-- Opening Marker --
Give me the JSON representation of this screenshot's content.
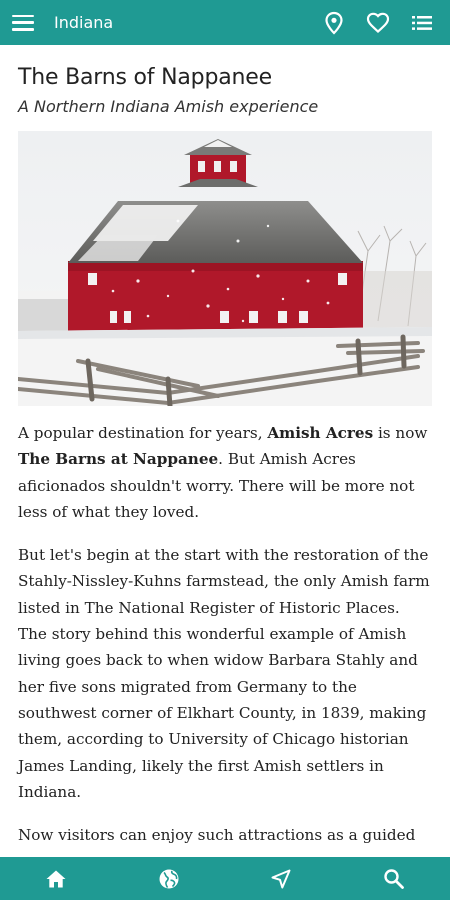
{
  "header": {
    "title": "Indiana",
    "icons": [
      "menu-icon",
      "location-pin-icon",
      "heart-icon",
      "list-icon"
    ]
  },
  "article": {
    "title": "The Barns of Nappanee",
    "subtitle": "A Northern Indiana Amish experience",
    "photo_description": "red-round-barn-in-snow",
    "p1": {
      "t1": "A popular destination for years, ",
      "b1": "Amish Acres",
      "t2": " is now ",
      "b2": "The Barns at Nappanee",
      "t3": ". But Amish Acres aficionados shouldn't worry. There will be more not less of what they loved."
    },
    "p2": "But let's begin at the start with the restoration of the Stahly-Nissley-Kuhns farmstead, the only Amish farm listed in The National Register of Historic Places. The story behind this wonderful example of Amish living goes back to when widow Barbara Stahly and her five sons migrated from Germany to the southwest corner of Elkhart County, in 1839, making them, according to University of Chicago historian James Landing, likely the first Amish settlers in Indiana.",
    "p3": "Now visitors can enjoy such attractions as a guided"
  },
  "bottom_nav": {
    "icons": [
      "home-icon",
      "globe-icon",
      "navigation-arrow-icon",
      "search-icon"
    ]
  },
  "colors": {
    "accent": "#1f9a93",
    "barn_red": "#b0182a"
  }
}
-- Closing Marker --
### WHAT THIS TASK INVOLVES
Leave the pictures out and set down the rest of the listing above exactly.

### REPLY TO THE EXERCISE
Give me the JSON representation of this screenshot's content.
{
  "header": {
    "title": "Indiana",
    "icons": [
      "menu-icon",
      "location-pin-icon",
      "heart-icon",
      "list-icon"
    ]
  },
  "article": {
    "title": "The Barns of Nappanee",
    "subtitle": "A Northern Indiana Amish experience",
    "photo_description": "red-round-barn-in-snow",
    "p1": {
      "t1": "A popular destination for years, ",
      "b1": "Amish Acres",
      "t2": " is now ",
      "b2": "The Barns at Nappanee",
      "t3": ". But Amish Acres aficionados shouldn't worry. There will be more not less of what they loved."
    },
    "p2": "But let's begin at the start with the restoration of the Stahly-Nissley-Kuhns farmstead, the only Amish farm listed in The National Register of Historic Places. The story behind this wonderful example of Amish living goes back to when widow Barbara Stahly and her five sons migrated from Germany to the southwest corner of Elkhart County, in 1839, making them, according to University of Chicago historian James Landing, likely the first Amish settlers in Indiana.",
    "p3": "Now visitors can enjoy such attractions as a guided"
  },
  "bottom_nav": {
    "icons": [
      "home-icon",
      "globe-icon",
      "navigation-arrow-icon",
      "search-icon"
    ]
  },
  "colors": {
    "accent": "#1f9a93",
    "barn_red": "#b0182a"
  }
}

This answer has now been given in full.